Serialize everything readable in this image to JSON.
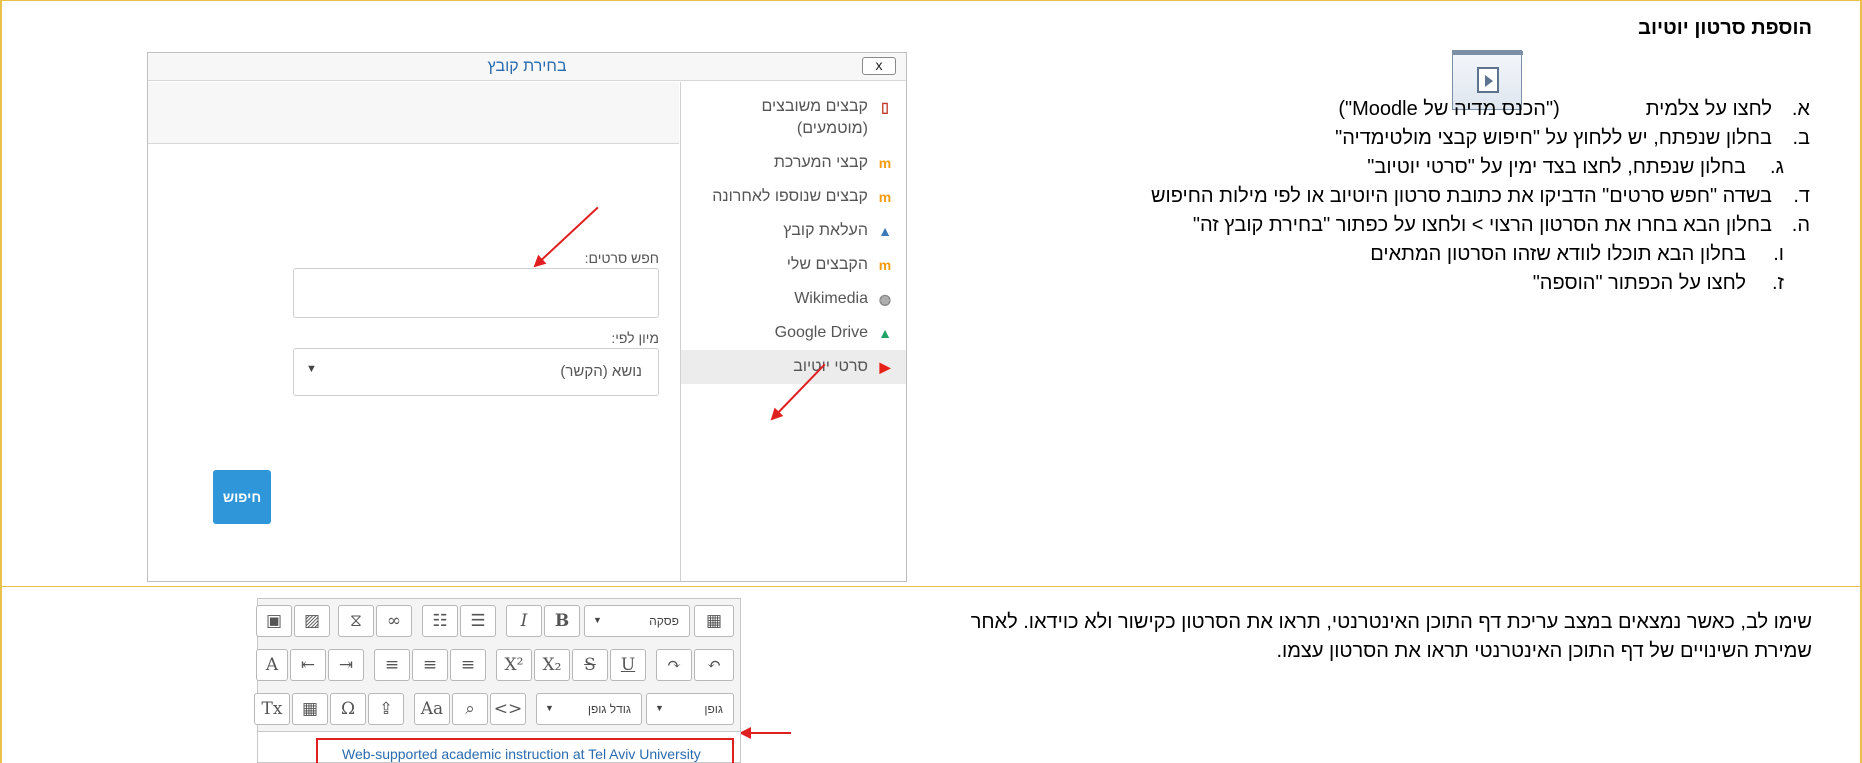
{
  "heading": "הוספת סרטון יוטיוב",
  "steps": [
    {
      "marker": "א.",
      "before": "לחצו על צלמית",
      "after": "(\"הכנס מדיה של Moodle\")"
    },
    {
      "marker": "ב.",
      "text": "בחלון שנפתח, יש ללחוץ על \"חיפוש קבצי מולטימדיה\""
    },
    {
      "marker": "ג.",
      "text": "בחלון שנפתח, לחצו בצד ימין על \"סרטי יוטיוב\""
    },
    {
      "marker": "ד.",
      "text": "בשדה \"חפש סרטים\" הדביקו את כתובת סרטון היוטיוב או לפי מילות החיפוש"
    },
    {
      "marker": "ה.",
      "text": "בחלון הבא בחרו את הסרטון הרצוי > ולחצו על כפתור \"בחירת קובץ זה\""
    },
    {
      "marker": "ו.",
      "text": "בחלון הבא תוכלו לוודא שזהו הסרטון המתאים"
    },
    {
      "marker": "ז.",
      "text": "לחצו על הכפתור \"הוספה\""
    }
  ],
  "note": "שימו לב, כאשר נמצאים במצב עריכת דף התוכן האינטרנטי, תראו את הסרטון כקישור ולא כוידאו. לאחר שמירת השינויים של דף התוכן האינטרנטי תראו את הסרטון עצמו.",
  "dialog": {
    "title": "בחירת קובץ",
    "close_label": "x",
    "repositories": [
      {
        "label": "קבצים משובצים (מוטמעים)",
        "icon": "embedded-files-icon",
        "glyph": "▯",
        "color": "#c0392b"
      },
      {
        "label": "קבצי המערכת",
        "icon": "moodle-icon",
        "glyph": "m",
        "color": "#f39c12"
      },
      {
        "label": "קבצים שנוספו לאחרונה",
        "icon": "moodle-icon",
        "glyph": "m",
        "color": "#f39c12"
      },
      {
        "label": "העלאת קובץ",
        "icon": "upload-icon",
        "glyph": "▲",
        "color": "#3a7ab8"
      },
      {
        "label": "הקבצים שלי",
        "icon": "moodle-icon",
        "glyph": "m",
        "color": "#f39c12"
      },
      {
        "label": "Wikimedia",
        "icon": "wikimedia-icon",
        "glyph": "◍",
        "color": "#888888"
      },
      {
        "label": "Google Drive",
        "icon": "google-drive-icon",
        "glyph": "▲",
        "color": "#1fa463"
      },
      {
        "label": "סרטי יוטיוב",
        "icon": "youtube-icon",
        "glyph": "▶",
        "color": "#e62117"
      }
    ],
    "search_label": "חפש סרטים:",
    "search_value": "",
    "sort_label": "מיון לפי:",
    "sort_value": "נושא (הקשר)",
    "search_button": "חיפוש"
  },
  "editor": {
    "paragraph_dropdown": "פסקה",
    "font_size_dropdown": "גודל גופן",
    "font_dropdown": "גופן",
    "link_text": "Web-supported academic instruction at Tel Aviv University"
  },
  "colors": {
    "frame": "#e8c14a",
    "accent_blue": "#2f96d9",
    "arrow_red": "#e02020"
  }
}
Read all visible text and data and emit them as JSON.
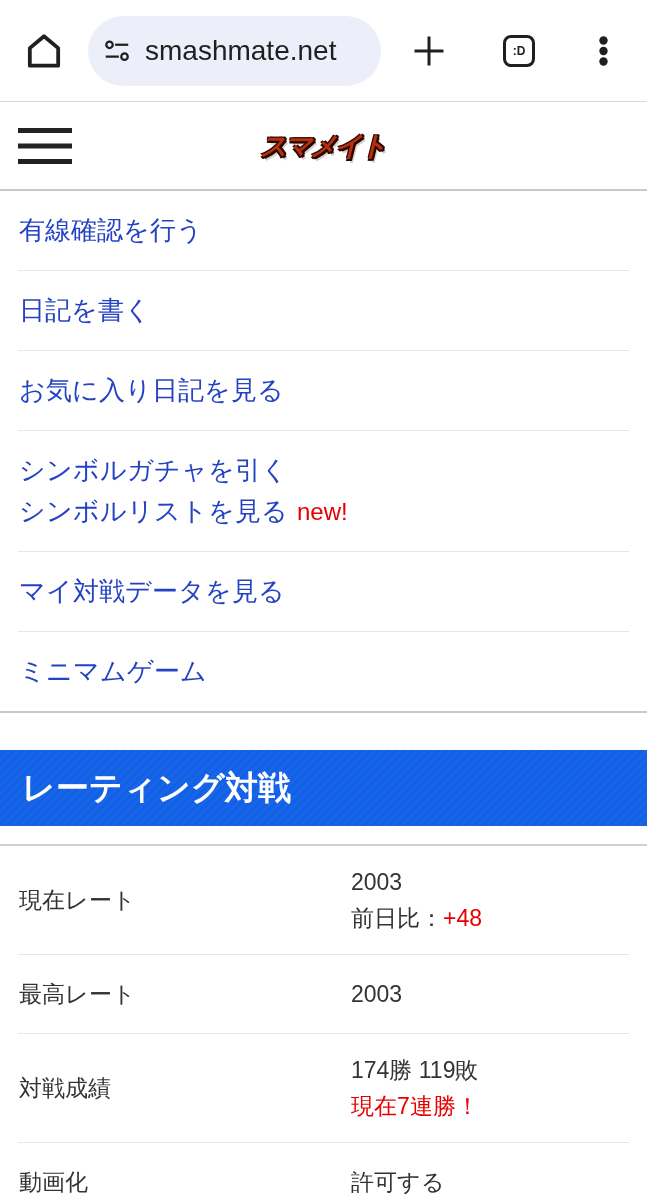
{
  "browser_bar": {
    "url": "smashmate.net",
    "tab_switcher_label": ":D"
  },
  "site_header": {
    "logo_text": "スマメイト"
  },
  "menu": [
    {
      "links": [
        {
          "label": "有線確認を行う"
        }
      ]
    },
    {
      "links": [
        {
          "label": "日記を書く"
        }
      ]
    },
    {
      "links": [
        {
          "label": "お気に入り日記を見る"
        }
      ]
    },
    {
      "links": [
        {
          "label": "シンボルガチャを引く"
        },
        {
          "label": "シンボルリストを見る",
          "badge": "new!"
        }
      ]
    },
    {
      "links": [
        {
          "label": "マイ対戦データを見る"
        }
      ]
    },
    {
      "links": [
        {
          "label": "ミニマムゲーム"
        }
      ]
    }
  ],
  "rating_section": {
    "title": "レーティング対戦",
    "rows": [
      {
        "label": "現在レート",
        "lines": [
          {
            "parts": [
              {
                "text": "2003",
                "highlight": false
              }
            ]
          },
          {
            "parts": [
              {
                "text": "前日比：",
                "highlight": false
              },
              {
                "text": "+48",
                "highlight": true
              }
            ]
          }
        ]
      },
      {
        "label": "最高レート",
        "lines": [
          {
            "parts": [
              {
                "text": "2003",
                "highlight": false
              }
            ]
          }
        ]
      },
      {
        "label": "対戦成績",
        "lines": [
          {
            "parts": [
              {
                "text": "174勝 119敗",
                "highlight": false
              }
            ]
          },
          {
            "parts": [
              {
                "text": "現在7連勝！",
                "highlight": true
              }
            ]
          }
        ]
      },
      {
        "label": "動画化",
        "lines": [
          {
            "parts": [
              {
                "text": "許可する",
                "highlight": false
              }
            ]
          }
        ]
      }
    ]
  }
}
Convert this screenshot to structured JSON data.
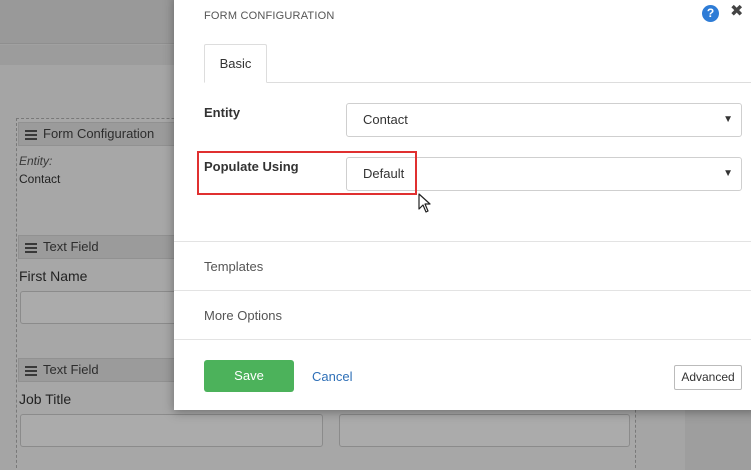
{
  "background": {
    "blocks": [
      {
        "title": "Form Configuration",
        "fields": [
          {
            "label": "Entity:",
            "value": "Contact"
          }
        ]
      },
      {
        "title": "Text Field",
        "label": "First Name"
      },
      {
        "title": "Text Field",
        "label": "Job Title"
      }
    ]
  },
  "modal": {
    "title": "FORM CONFIGURATION",
    "help_icon": "?",
    "close_icon": "✖",
    "tabs": [
      {
        "label": "Basic",
        "active": true
      }
    ],
    "fields": [
      {
        "label": "Entity",
        "value": "Contact"
      },
      {
        "label": "Populate Using",
        "value": "Default"
      }
    ],
    "sections": [
      {
        "label": "Templates"
      },
      {
        "label": "More Options"
      }
    ],
    "footer": {
      "save_label": "Save",
      "cancel_label": "Cancel",
      "advanced_label": "Advanced"
    }
  },
  "colors": {
    "save": "#4cb25b",
    "help": "#2e7cd6",
    "highlight": "#e03030",
    "link": "#2e6fb7"
  }
}
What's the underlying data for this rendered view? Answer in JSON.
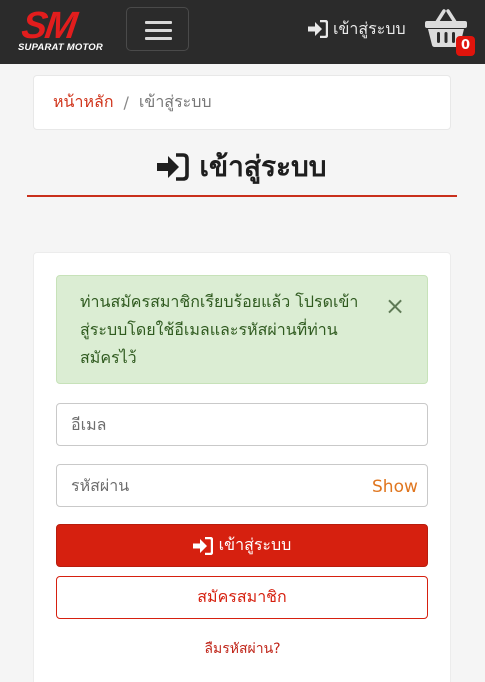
{
  "brand": {
    "logo_text": "SM",
    "logo_subtitle": "SUPARAT MOTOR"
  },
  "navbar": {
    "menu_icon": "hamburger-icon",
    "login_label": "เข้าสู่ระบบ",
    "login_icon": "sign-in-icon",
    "cart_icon": "basket-icon",
    "cart_count": "0"
  },
  "breadcrumb": {
    "home": "หน้าหลัก",
    "separator": "/",
    "current": "เข้าสู่ระบบ"
  },
  "page": {
    "title": "เข้าสู่ระบบ",
    "title_icon": "sign-in-icon"
  },
  "alert": {
    "message": "ท่านสมัครสมาชิกเรียบร้อยแล้ว โปรดเข้าสู่ระบบโดยใช้อีเมลและรหัสผ่านที่ท่านสมัครไว้",
    "close_symbol": "×"
  },
  "form": {
    "email_placeholder": "อีเมล",
    "email_value": "",
    "password_placeholder": "รหัสผ่าน",
    "password_value": "",
    "show_label": "Show",
    "login_button": "เข้าสู่ระบบ",
    "register_button": "สมัครสมาชิก",
    "forgot_link": "ลืมรหัสผ่าน?"
  },
  "colors": {
    "navbar_bg": "#2b2b2b",
    "brand_red": "#e21d1d",
    "primary_button": "#d6200f",
    "alert_bg": "#dbedd3",
    "accent_orange": "#e0761f"
  }
}
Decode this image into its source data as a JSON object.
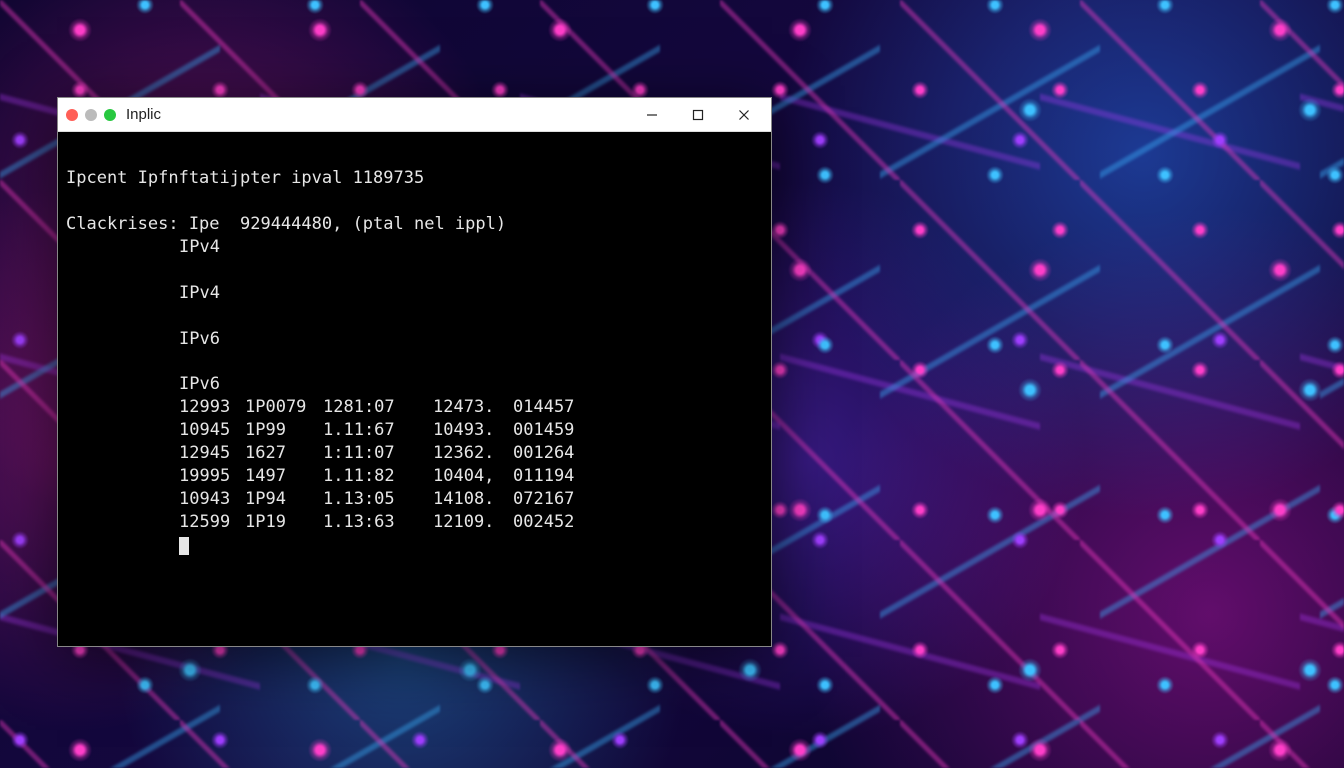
{
  "window": {
    "title": "Inplic"
  },
  "terminal": {
    "line1": "Ipcent Ipfnftatijpter ipval 1189735",
    "line2": "Clackrises: Ipe  929444480, (ptal nel ippl)",
    "labels": [
      "IPv4",
      "IPv4",
      "IPv6",
      "IPv6"
    ],
    "rows": [
      {
        "c1": "12993",
        "c2": "1P0079",
        "c3": "1281:07",
        "c4": "12473.",
        "c5": "014457"
      },
      {
        "c1": "10945",
        "c2": "1P99",
        "c3": "1.11:67",
        "c4": "10493.",
        "c5": "001459"
      },
      {
        "c1": "12945",
        "c2": "1627",
        "c3": "1:11:07",
        "c4": "12362.",
        "c5": "001264"
      },
      {
        "c1": "19995",
        "c2": "1497",
        "c3": "1.11:82",
        "c4": "10404,",
        "c5": "011194"
      },
      {
        "c1": "10943",
        "c2": "1P94",
        "c3": "1.13:05",
        "c4": "14108.",
        "c5": "072167"
      },
      {
        "c1": "12599",
        "c2": "1P19",
        "c3": "1.13:63",
        "c4": "12109.",
        "c5": "002452"
      }
    ]
  }
}
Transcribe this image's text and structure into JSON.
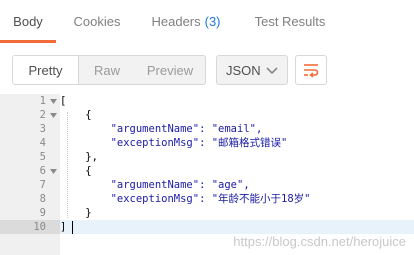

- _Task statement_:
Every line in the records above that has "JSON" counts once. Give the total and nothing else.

- _Answer_:
6